James Franco managed to desecrate William Faulkner, and now he’s taking on William Shakespeare.
Franco unveiled his latest piece de resistance, a five minute short film based on Shakespeare’s famous and beloved play Romeo and Juliet, on VICE Friday afternoon.
The Gothic video transitions jaggedly from black and white to colour, inducing a sense of nausea and dread for whatever the rest of the video is about to show.
It’s easy to pick out his influences for the video, from Harmony Korine and Larry Clark (Kids) to Melina Matsoukas and Terry Gilliam.
It’s practically terrestrial, but even its other worldly vibe does little in making this stinking piece of preposterous pretentious poppycock anything more than that.
Franco explains in his VICE piece the themes of Romeo and Juliet are far grander than love (which isn’t necessarily wrong), and uses his view of intimacy between young lovers to examine the concept of humanity itself.
“Shakespeare takes the story of ill-fated lovers and uses it to open the box of human existence, to show us that the connections between humans are more elevated than the automatic copulation of animals or the pollination of flowers because of the poetry pricked by the emotions of intimacy,” Franco writes.
He further explains that Romeo and Juliet should be seen through modern day obstacles that couples, like Kim and Kanye he suggests, have to deal with consistently.
“Even Kim and Kanye, who seem happy and made for each other, have the looming specter of the public eye and the media putting pressure on their not-so-private lives,” he says. “If they shut themselves off from cameras and attention—if they stopped giving us salacious glimpses of their beautiful, outrageous lives and we stopped demanding those glimpses—theirs would be a very different love.”
While comparing Shakespeare’s groundbreaking story of Romeo and Juliet to the it couple of the past decade may seem sacrilegious, it’s nowhere near as rancid as the soundtrack Franco uses to instil some kind of tragic emotion in his viewers.
Crafted by Franco’s own band that he formed with NYU mates, Daddy, it almost plays as an electronic ode to Ian Curtis and Joy Division’s alternative and depressive sound from the ‘80s.
Even that good-natured attempt, however, comes off sounding just as pretentious and over the top as its visual partner.

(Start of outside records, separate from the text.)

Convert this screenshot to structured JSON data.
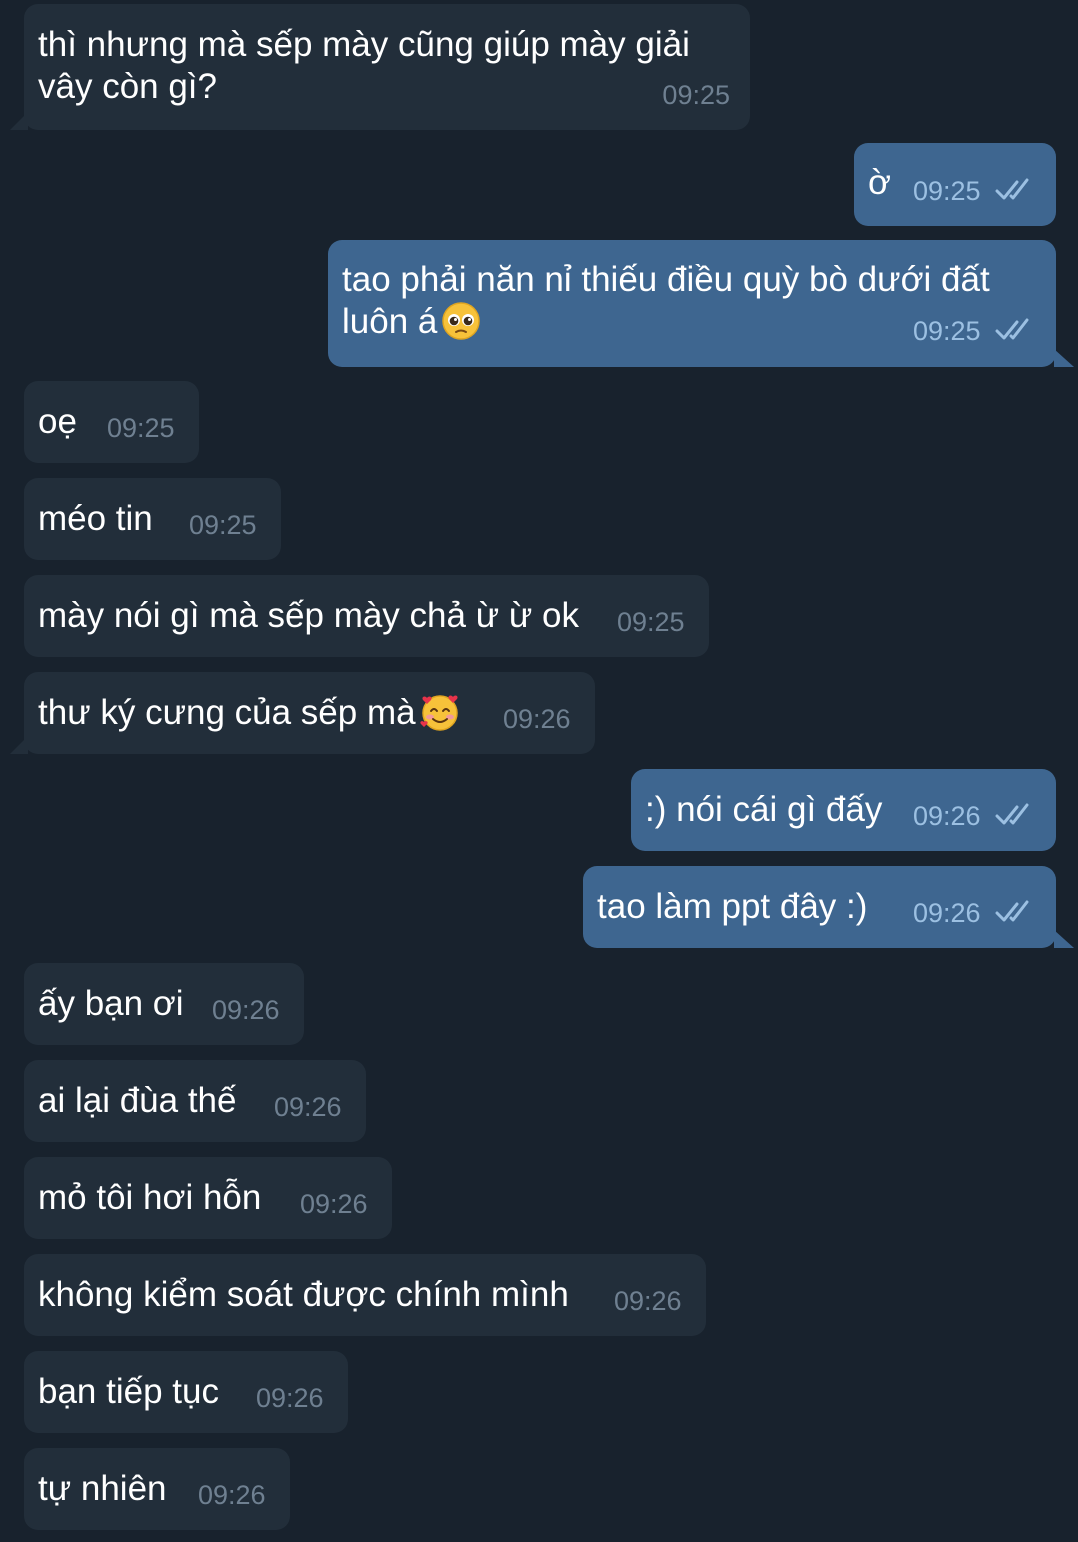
{
  "messages": [
    {
      "text": "thì nhưng mà sếp mày cũng giúp mày giải vây còn gì?",
      "time": "09:25",
      "direction": "in"
    },
    {
      "text": "ờ",
      "time": "09:25",
      "direction": "out",
      "read": true
    },
    {
      "text": "tao phải năn nỉ thiếu điều quỳ bò dưới đất luôn á",
      "time": "09:25",
      "direction": "out",
      "read": true,
      "emoji": "pleading-face"
    },
    {
      "text": "oẹ",
      "time": "09:25",
      "direction": "in"
    },
    {
      "text": "méo tin",
      "time": "09:25",
      "direction": "in"
    },
    {
      "text": "mày nói gì mà sếp mày chả ừ ừ ok",
      "time": "09:25",
      "direction": "in"
    },
    {
      "text": "thư ký cưng của sếp mà",
      "time": "09:26",
      "direction": "in",
      "emoji": "smiling-face-with-hearts"
    },
    {
      "text": ":) nói cái gì đấy",
      "time": "09:26",
      "direction": "out",
      "read": true
    },
    {
      "text": "tao làm ppt đây :)",
      "time": "09:26",
      "direction": "out",
      "read": true
    },
    {
      "text": "ấy bạn ơi",
      "time": "09:26",
      "direction": "in"
    },
    {
      "text": "ai lại đùa thế",
      "time": "09:26",
      "direction": "in"
    },
    {
      "text": "mỏ tôi hơi hỗn",
      "time": "09:26",
      "direction": "in"
    },
    {
      "text": "không kiểm soát được chính mình",
      "time": "09:26",
      "direction": "in"
    },
    {
      "text": "bạn tiếp tục",
      "time": "09:26",
      "direction": "in"
    },
    {
      "text": "tự nhiên",
      "time": "09:26",
      "direction": "in"
    }
  ],
  "colors": {
    "background": "#18222d",
    "incoming_bubble": "#222e3a",
    "outgoing_bubble": "#3e6690",
    "incoming_time": "#6f8091",
    "outgoing_time": "#9cc0e2"
  },
  "icons": {
    "read_status": "double-check-icon"
  }
}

The most fun someone could have with this video is by starting a stopwatch and seeing how long they could get through without tossing their headphones and giving up in anguish.
Good luck to the best of you.